Inside the theatre, we sat behind a man wearing a red blazer and an ankle holster. William G. Kalaidjian, a New York City police chaplain, opened the meeting with a prayer. Then a color guard brought Bill Jordan to the stage, and everybody recited the Pledge of Allegiance. Then Jerry Preiser, a clothing manufacturer and president of the Federation, gave a one-hundred-dollar Courageous Citizen Award to a camera-store owner who last February shot and killed an armed robber in his store. People applauded and cheered loudly, and the camera-store owner smiled and waved back as he accepted the check. Then Dr. Richard Drooz, a Manhattan psychiatrist, who is vice-president of the Federation, made a speech introducing Bill Jordan, which ended, “He has an articulate and beautiful way of relating to people. He has a beautiful sense of humor. And tonight he brings together under one roof the best of the military, the best of law enforcement, the best of humanity.”

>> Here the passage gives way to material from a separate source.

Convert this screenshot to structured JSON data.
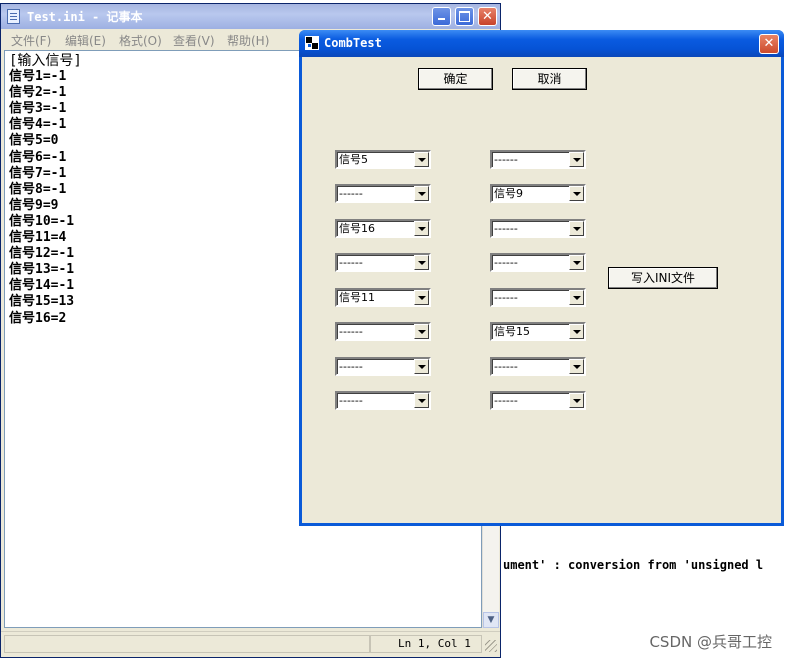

FBI’s Jelly Bryce and Bill Jordan used paraffin bullets for his demonstration. He has a very fast draw, and he shot a number of balloons from the hands of his old Marine buddy Ray Heatherton, TV’s Merry Mailman. Firing from the hip, he hit a white Life Saver and then an aspirin on a table ten feet away. He told the audience one of his favorite sayings from the Border Patrol: “Speed is fine, but accuracy is final.” Then he made a speech about ways in which the National Rifle Association could increase its membership. He encouraged people to tell their hunting companions to join, and he said that he thought Citizens Band radio might also be effective in enlisting new members.
Bill Jordan of the Border Patrol
“Gunman’s Crouch” and “Standing Tall”
After Representative Mario Biaggi made a speech, the meeting broke up. As we were leaving, we heard a Federation member say to the man who had been sitting in front of us, “Hey, there, Paul. Don’t go running off with my handcuffs. Or my bullets.” They both laughed.
—The New Yorker, Volume 52, 19 April 1976